◆ **Material shown**:
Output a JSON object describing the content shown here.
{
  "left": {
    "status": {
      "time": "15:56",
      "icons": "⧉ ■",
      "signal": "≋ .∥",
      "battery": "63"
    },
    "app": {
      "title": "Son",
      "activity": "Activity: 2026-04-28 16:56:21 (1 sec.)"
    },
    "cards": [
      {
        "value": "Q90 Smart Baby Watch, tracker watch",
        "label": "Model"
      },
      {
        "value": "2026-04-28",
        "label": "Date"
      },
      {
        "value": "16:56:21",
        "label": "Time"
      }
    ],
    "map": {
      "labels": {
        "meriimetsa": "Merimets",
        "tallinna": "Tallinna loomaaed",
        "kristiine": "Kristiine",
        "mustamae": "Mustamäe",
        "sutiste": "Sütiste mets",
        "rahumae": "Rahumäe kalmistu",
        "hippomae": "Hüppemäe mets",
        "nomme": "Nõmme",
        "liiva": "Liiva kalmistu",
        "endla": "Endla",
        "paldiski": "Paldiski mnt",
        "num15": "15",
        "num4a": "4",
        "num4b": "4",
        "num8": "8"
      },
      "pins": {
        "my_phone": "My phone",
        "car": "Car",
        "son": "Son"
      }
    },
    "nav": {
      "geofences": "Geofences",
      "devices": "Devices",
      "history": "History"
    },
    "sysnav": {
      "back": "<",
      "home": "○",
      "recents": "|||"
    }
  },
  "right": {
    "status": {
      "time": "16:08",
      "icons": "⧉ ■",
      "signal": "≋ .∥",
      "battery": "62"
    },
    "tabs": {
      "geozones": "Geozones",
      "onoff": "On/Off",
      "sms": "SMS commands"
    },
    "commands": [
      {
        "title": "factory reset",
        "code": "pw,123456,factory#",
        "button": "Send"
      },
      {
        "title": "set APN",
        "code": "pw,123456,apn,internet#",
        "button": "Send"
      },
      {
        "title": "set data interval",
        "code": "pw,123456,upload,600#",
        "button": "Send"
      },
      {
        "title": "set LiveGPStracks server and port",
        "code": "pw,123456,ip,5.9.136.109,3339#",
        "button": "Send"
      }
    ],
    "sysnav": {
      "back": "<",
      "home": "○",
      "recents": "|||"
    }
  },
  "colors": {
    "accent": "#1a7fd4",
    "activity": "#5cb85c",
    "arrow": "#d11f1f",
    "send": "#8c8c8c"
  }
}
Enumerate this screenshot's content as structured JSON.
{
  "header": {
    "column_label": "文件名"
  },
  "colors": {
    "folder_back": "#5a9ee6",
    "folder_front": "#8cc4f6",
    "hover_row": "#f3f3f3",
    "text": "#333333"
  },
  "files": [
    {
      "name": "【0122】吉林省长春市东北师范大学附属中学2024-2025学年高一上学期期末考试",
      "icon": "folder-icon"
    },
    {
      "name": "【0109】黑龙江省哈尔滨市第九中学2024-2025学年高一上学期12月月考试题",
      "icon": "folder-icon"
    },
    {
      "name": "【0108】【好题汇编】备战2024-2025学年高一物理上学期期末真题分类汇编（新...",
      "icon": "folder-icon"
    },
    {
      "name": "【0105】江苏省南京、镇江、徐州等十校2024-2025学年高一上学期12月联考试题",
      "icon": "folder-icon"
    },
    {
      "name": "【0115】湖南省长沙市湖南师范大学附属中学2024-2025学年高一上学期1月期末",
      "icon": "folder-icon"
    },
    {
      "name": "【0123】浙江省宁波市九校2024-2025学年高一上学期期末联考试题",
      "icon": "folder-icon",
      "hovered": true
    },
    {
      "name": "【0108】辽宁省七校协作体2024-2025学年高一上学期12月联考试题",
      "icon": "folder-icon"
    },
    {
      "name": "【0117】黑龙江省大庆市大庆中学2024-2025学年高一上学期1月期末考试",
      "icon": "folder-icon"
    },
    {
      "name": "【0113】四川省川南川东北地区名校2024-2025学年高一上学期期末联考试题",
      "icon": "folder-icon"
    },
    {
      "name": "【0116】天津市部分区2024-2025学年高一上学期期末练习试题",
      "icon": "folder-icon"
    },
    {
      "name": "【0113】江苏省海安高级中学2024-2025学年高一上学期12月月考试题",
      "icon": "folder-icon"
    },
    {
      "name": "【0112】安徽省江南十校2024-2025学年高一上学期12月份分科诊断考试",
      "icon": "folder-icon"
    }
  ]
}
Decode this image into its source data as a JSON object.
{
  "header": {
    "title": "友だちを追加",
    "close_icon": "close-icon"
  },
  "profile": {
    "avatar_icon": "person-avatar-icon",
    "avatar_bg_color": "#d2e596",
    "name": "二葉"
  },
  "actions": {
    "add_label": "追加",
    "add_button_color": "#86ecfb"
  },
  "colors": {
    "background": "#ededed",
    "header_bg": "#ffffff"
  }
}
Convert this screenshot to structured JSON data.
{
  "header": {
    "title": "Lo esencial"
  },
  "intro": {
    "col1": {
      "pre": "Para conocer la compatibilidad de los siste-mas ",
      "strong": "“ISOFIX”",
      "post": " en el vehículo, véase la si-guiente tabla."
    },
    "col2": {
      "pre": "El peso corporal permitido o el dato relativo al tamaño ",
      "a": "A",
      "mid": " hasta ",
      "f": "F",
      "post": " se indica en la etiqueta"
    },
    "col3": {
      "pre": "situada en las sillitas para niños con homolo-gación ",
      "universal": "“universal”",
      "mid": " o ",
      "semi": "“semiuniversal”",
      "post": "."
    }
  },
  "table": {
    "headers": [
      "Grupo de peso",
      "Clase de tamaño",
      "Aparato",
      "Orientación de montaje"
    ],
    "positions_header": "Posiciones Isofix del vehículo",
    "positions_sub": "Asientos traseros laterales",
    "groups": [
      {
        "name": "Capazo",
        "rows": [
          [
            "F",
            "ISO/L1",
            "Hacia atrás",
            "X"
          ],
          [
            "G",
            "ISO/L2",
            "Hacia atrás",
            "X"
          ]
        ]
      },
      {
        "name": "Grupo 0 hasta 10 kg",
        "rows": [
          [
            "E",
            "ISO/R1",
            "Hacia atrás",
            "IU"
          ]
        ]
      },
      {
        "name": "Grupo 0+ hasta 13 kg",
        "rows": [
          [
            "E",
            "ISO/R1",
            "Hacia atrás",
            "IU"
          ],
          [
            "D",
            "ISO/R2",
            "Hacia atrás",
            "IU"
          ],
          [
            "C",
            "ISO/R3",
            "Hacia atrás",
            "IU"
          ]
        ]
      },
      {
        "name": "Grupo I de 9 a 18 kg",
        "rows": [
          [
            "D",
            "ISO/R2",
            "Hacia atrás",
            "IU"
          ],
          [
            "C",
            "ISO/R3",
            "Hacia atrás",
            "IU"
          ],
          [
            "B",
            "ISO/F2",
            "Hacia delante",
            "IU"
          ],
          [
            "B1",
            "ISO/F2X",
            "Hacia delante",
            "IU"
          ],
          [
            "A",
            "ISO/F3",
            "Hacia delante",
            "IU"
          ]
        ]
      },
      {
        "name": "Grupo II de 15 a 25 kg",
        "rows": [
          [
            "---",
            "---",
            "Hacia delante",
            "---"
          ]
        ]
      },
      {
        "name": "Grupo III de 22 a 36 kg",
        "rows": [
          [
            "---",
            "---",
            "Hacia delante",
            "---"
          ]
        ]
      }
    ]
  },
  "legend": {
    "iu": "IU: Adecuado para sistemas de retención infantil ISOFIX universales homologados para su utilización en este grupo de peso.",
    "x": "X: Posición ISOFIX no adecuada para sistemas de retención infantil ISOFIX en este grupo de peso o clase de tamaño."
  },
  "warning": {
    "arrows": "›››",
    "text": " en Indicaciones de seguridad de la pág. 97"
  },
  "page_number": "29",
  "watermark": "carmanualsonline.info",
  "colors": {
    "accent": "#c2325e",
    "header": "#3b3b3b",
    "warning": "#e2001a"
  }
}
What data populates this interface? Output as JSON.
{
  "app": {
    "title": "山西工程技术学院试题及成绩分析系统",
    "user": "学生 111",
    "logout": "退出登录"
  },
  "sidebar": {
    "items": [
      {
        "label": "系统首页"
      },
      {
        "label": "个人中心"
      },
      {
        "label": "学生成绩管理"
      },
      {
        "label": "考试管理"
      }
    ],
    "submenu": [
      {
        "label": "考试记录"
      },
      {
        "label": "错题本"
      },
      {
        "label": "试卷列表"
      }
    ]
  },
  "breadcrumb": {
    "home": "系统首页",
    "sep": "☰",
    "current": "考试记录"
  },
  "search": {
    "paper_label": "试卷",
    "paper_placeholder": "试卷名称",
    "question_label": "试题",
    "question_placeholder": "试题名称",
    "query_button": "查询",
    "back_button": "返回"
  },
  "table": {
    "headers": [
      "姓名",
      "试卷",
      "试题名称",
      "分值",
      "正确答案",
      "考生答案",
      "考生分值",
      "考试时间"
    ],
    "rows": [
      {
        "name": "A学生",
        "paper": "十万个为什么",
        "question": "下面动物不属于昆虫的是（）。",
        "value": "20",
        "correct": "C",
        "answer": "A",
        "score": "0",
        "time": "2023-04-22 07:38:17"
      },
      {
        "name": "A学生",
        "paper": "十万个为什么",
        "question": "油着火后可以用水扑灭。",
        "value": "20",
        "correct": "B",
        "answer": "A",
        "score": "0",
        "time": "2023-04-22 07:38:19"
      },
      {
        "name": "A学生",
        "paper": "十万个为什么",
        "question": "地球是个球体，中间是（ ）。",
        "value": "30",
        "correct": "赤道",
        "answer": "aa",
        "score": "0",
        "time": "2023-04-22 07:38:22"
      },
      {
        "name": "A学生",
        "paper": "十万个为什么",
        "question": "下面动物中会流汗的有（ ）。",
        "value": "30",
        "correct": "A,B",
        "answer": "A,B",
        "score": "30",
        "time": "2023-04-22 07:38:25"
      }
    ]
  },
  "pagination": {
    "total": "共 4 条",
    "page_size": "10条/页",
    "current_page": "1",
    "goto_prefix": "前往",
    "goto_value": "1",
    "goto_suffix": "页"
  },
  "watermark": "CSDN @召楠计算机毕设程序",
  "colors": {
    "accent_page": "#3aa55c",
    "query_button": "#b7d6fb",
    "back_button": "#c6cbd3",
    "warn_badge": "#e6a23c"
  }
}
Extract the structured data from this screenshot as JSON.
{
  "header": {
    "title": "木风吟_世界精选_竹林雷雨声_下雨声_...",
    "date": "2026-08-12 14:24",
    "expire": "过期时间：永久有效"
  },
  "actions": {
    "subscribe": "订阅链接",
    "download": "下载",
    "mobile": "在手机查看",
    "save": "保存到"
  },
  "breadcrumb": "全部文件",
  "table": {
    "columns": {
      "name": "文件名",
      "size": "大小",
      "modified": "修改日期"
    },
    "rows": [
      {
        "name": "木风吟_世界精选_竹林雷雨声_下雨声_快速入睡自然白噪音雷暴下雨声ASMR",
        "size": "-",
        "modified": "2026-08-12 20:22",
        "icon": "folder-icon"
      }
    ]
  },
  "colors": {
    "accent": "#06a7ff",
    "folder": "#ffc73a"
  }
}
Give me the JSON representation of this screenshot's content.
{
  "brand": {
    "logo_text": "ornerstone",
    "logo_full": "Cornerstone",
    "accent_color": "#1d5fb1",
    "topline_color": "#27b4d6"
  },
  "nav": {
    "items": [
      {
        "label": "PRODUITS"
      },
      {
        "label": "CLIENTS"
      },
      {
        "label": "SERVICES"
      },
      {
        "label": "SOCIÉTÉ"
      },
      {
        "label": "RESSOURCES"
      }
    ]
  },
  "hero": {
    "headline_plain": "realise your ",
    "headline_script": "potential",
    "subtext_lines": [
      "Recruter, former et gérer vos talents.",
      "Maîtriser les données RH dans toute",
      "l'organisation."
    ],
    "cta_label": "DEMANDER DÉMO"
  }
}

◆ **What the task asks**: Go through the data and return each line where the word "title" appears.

◆ **Problem solution**:
      "title": "Son",
        "title": "factory reset",
        "title": "set APN",
        "title": "set data interval",
        "title": "set LiveGPStracks server and port",
    "title": "友だちを追加",
    "title": "Lo esencial"
    "title": "山西工程技术学院试题及成绩分析系统",
    "title": "木风吟_世界精选_竹林雷雨声_下雨声_...",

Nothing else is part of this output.